Exercise details:
With all pictures excluded, restate the records that follow exactly as written.
Start of Data for review
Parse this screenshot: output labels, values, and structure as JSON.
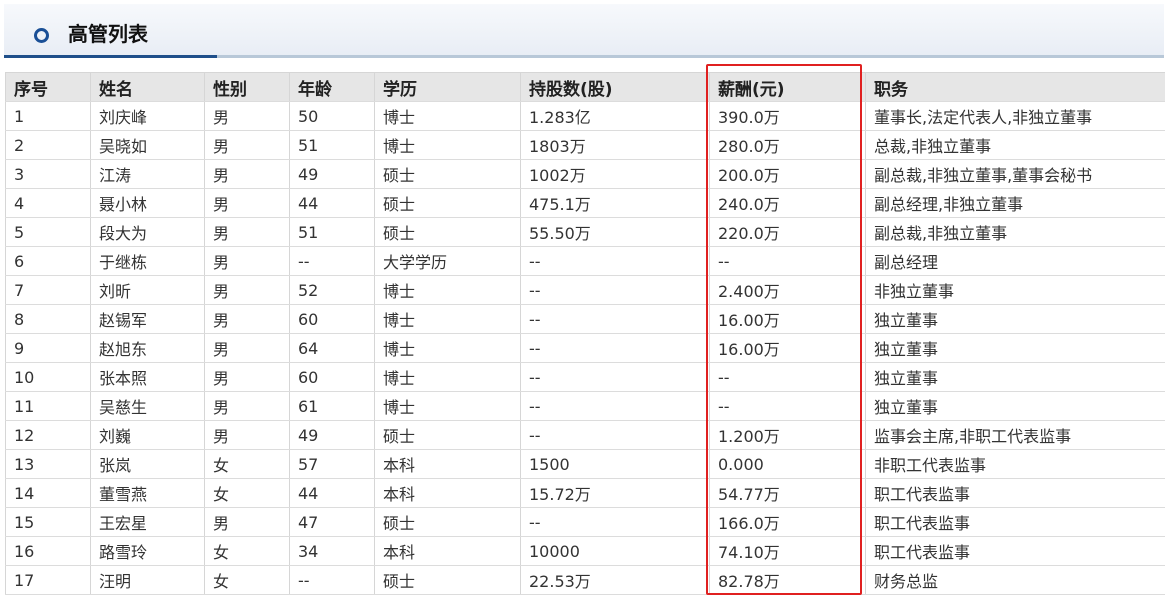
{
  "header": {
    "title": "高管列表",
    "icon": "ring-icon"
  },
  "colors": {
    "accent": "#1f4f8a",
    "highlight": "#e02020",
    "header_bg": "#e6e6e6"
  },
  "table": {
    "columns": [
      "序号",
      "姓名",
      "性别",
      "年龄",
      "学历",
      "持股数(股)",
      "薪酬(元)",
      "职务"
    ],
    "rows": [
      [
        "1",
        "刘庆峰",
        "男",
        "50",
        "博士",
        "1.283亿",
        "390.0万",
        "董事长,法定代表人,非独立董事"
      ],
      [
        "2",
        "吴晓如",
        "男",
        "51",
        "博士",
        "1803万",
        "280.0万",
        "总裁,非独立董事"
      ],
      [
        "3",
        "江涛",
        "男",
        "49",
        "硕士",
        "1002万",
        "200.0万",
        "副总裁,非独立董事,董事会秘书"
      ],
      [
        "4",
        "聂小林",
        "男",
        "44",
        "硕士",
        "475.1万",
        "240.0万",
        "副总经理,非独立董事"
      ],
      [
        "5",
        "段大为",
        "男",
        "51",
        "硕士",
        "55.50万",
        "220.0万",
        "副总裁,非独立董事"
      ],
      [
        "6",
        "于继栋",
        "男",
        "--",
        "大学学历",
        "--",
        "--",
        "副总经理"
      ],
      [
        "7",
        "刘昕",
        "男",
        "52",
        "博士",
        "--",
        "2.400万",
        "非独立董事"
      ],
      [
        "8",
        "赵锡军",
        "男",
        "60",
        "博士",
        "--",
        "16.00万",
        "独立董事"
      ],
      [
        "9",
        "赵旭东",
        "男",
        "64",
        "博士",
        "--",
        "16.00万",
        "独立董事"
      ],
      [
        "10",
        "张本照",
        "男",
        "60",
        "博士",
        "--",
        "--",
        "独立董事"
      ],
      [
        "11",
        "吴慈生",
        "男",
        "61",
        "博士",
        "--",
        "--",
        "独立董事"
      ],
      [
        "12",
        "刘巍",
        "男",
        "49",
        "硕士",
        "--",
        "1.200万",
        "监事会主席,非职工代表监事"
      ],
      [
        "13",
        "张岚",
        "女",
        "57",
        "本科",
        "1500",
        "0.000",
        "非职工代表监事"
      ],
      [
        "14",
        "董雪燕",
        "女",
        "44",
        "本科",
        "15.72万",
        "54.77万",
        "职工代表监事"
      ],
      [
        "15",
        "王宏星",
        "男",
        "47",
        "硕士",
        "--",
        "166.0万",
        "职工代表监事"
      ],
      [
        "16",
        "路雪玲",
        "女",
        "34",
        "本科",
        "10000",
        "74.10万",
        "职工代表监事"
      ],
      [
        "17",
        "汪明",
        "女",
        "--",
        "硕士",
        "22.53万",
        "82.78万",
        "财务总监"
      ]
    ]
  }
}
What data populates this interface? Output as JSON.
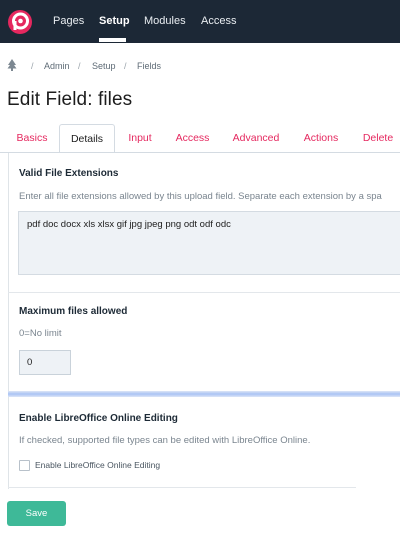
{
  "topnav": {
    "items": [
      {
        "label": "Pages"
      },
      {
        "label": "Setup",
        "active": true
      },
      {
        "label": "Modules"
      },
      {
        "label": "Access"
      }
    ]
  },
  "breadcrumb": {
    "items": [
      "Admin",
      "Setup",
      "Fields"
    ],
    "separator": "/"
  },
  "page": {
    "title": "Edit Field: files"
  },
  "tabs": [
    {
      "label": "Basics"
    },
    {
      "label": "Details",
      "active": true
    },
    {
      "label": "Input"
    },
    {
      "label": "Access"
    },
    {
      "label": "Advanced"
    },
    {
      "label": "Actions"
    },
    {
      "label": "Delete"
    }
  ],
  "fields": {
    "extensions": {
      "label": "Valid File Extensions",
      "description": "Enter all file extensions allowed by this upload field. Separate each extension by a spa",
      "value": "pdf doc docx xls xlsx gif jpg jpeg png odt odf odc"
    },
    "max_files": {
      "label": "Maximum files allowed",
      "description": "0=No limit",
      "value": "0"
    },
    "libreoffice": {
      "label": "Enable LibreOffice Online Editing",
      "description": "If checked, supported file types can be edited with LibreOffice Online.",
      "checkbox_label": "Enable LibreOffice Online Editing",
      "checked": false
    }
  },
  "actions": {
    "save_label": "Save"
  },
  "colors": {
    "topbar": "#1c2836",
    "brand": "#e5285f",
    "tab_link": "#e5285f",
    "save_button": "#3eb998"
  },
  "icons": {
    "logo": "processwire-logo-icon",
    "home": "tree-icon"
  }
}
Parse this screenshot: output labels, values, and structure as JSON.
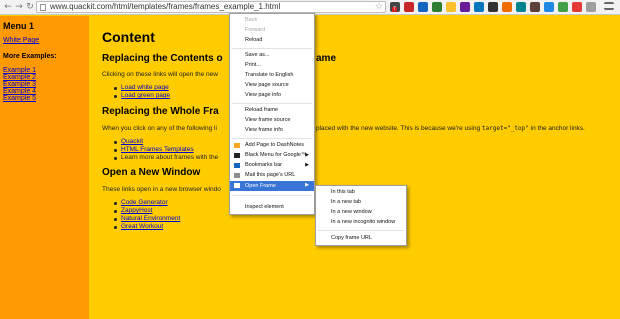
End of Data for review
Response:
Parse this screenshot: output labels, values, and structure as JSON.
{
  "header": {
    "title": "高管列表",
    "icon": "ring-icon"
  },
  "colors": {
    "accent": "#1f4f8a",
    "highlight": "#e02020",
    "header_bg": "#e6e6e6"
  },
  "table": {
    "columns": [
      "序号",
      "姓名",
      "性别",
      "年龄",
      "学历",
      "持股数(股)",
      "薪酬(元)",
      "职务"
    ],
    "rows": [
      [
        "1",
        "刘庆峰",
        "男",
        "50",
        "博士",
        "1.283亿",
        "390.0万",
        "董事长,法定代表人,非独立董事"
      ],
      [
        "2",
        "吴晓如",
        "男",
        "51",
        "博士",
        "1803万",
        "280.0万",
        "总裁,非独立董事"
      ],
      [
        "3",
        "江涛",
        "男",
        "49",
        "硕士",
        "1002万",
        "200.0万",
        "副总裁,非独立董事,董事会秘书"
      ],
      [
        "4",
        "聂小林",
        "男",
        "44",
        "硕士",
        "475.1万",
        "240.0万",
        "副总经理,非独立董事"
      ],
      [
        "5",
        "段大为",
        "男",
        "51",
        "硕士",
        "55.50万",
        "220.0万",
        "副总裁,非独立董事"
      ],
      [
        "6",
        "于继栋",
        "男",
        "--",
        "大学学历",
        "--",
        "--",
        "副总经理"
      ],
      [
        "7",
        "刘昕",
        "男",
        "52",
        "博士",
        "--",
        "2.400万",
        "非独立董事"
      ],
      [
        "8",
        "赵锡军",
        "男",
        "60",
        "博士",
        "--",
        "16.00万",
        "独立董事"
      ],
      [
        "9",
        "赵旭东",
        "男",
        "64",
        "博士",
        "--",
        "16.00万",
        "独立董事"
      ],
      [
        "10",
        "张本照",
        "男",
        "60",
        "博士",
        "--",
        "--",
        "独立董事"
      ],
      [
        "11",
        "吴慈生",
        "男",
        "61",
        "博士",
        "--",
        "--",
        "独立董事"
      ],
      [
        "12",
        "刘巍",
        "男",
        "49",
        "硕士",
        "--",
        "1.200万",
        "监事会主席,非职工代表监事"
      ],
      [
        "13",
        "张岚",
        "女",
        "57",
        "本科",
        "1500",
        "0.000",
        "非职工代表监事"
      ],
      [
        "14",
        "董雪燕",
        "女",
        "44",
        "本科",
        "15.72万",
        "54.77万",
        "职工代表监事"
      ],
      [
        "15",
        "王宏星",
        "男",
        "47",
        "硕士",
        "--",
        "166.0万",
        "职工代表监事"
      ],
      [
        "16",
        "路雪玲",
        "女",
        "34",
        "本科",
        "10000",
        "74.10万",
        "职工代表监事"
      ],
      [
        "17",
        "汪明",
        "女",
        "--",
        "硕士",
        "22.53万",
        "82.78万",
        "财务总监"
      ]
    ]
  }
}
What data populates this interface? Output as JSON.
{
  "topnav": {
    "items": [
      {
        "label": "Pages"
      },
      {
        "label": "Setup",
        "active": true
      },
      {
        "label": "Modules"
      },
      {
        "label": "Access"
      }
    ]
  },
  "breadcrumb": {
    "items": [
      "Admin",
      "Setup",
      "Fields"
    ],
    "separator": "/"
  },
  "page": {
    "title": "Edit Field: files"
  },
  "tabs": [
    {
      "label": "Basics"
    },
    {
      "label": "Details",
      "active": true
    },
    {
      "label": "Input"
    },
    {
      "label": "Access"
    },
    {
      "label": "Advanced"
    },
    {
      "label": "Actions"
    },
    {
      "label": "Delete"
    }
  ],
  "fields": {
    "extensions": {
      "label": "Valid File Extensions",
      "description": "Enter all file extensions allowed by this upload field. Separate each extension by a spa",
      "value": "pdf doc docx xls xlsx gif jpg jpeg png odt odf odc"
    },
    "max_files": {
      "label": "Maximum files allowed",
      "description": "0=No limit",
      "value": "0"
    },
    "libreoffice": {
      "label": "Enable LibreOffice Online Editing",
      "description": "If checked, supported file types can be edited with LibreOffice Online.",
      "checkbox_label": "Enable LibreOffice Online Editing",
      "checked": false
    }
  },
  "actions": {
    "save_label": "Save"
  },
  "colors": {
    "topbar": "#1c2836",
    "brand": "#e5285f",
    "tab_link": "#e5285f",
    "save_button": "#3eb998"
  },
  "icons": {
    "logo": "processwire-logo-icon",
    "home": "tree-icon"
  }
}
Parse this screenshot: output labels, values, and structure as JSON.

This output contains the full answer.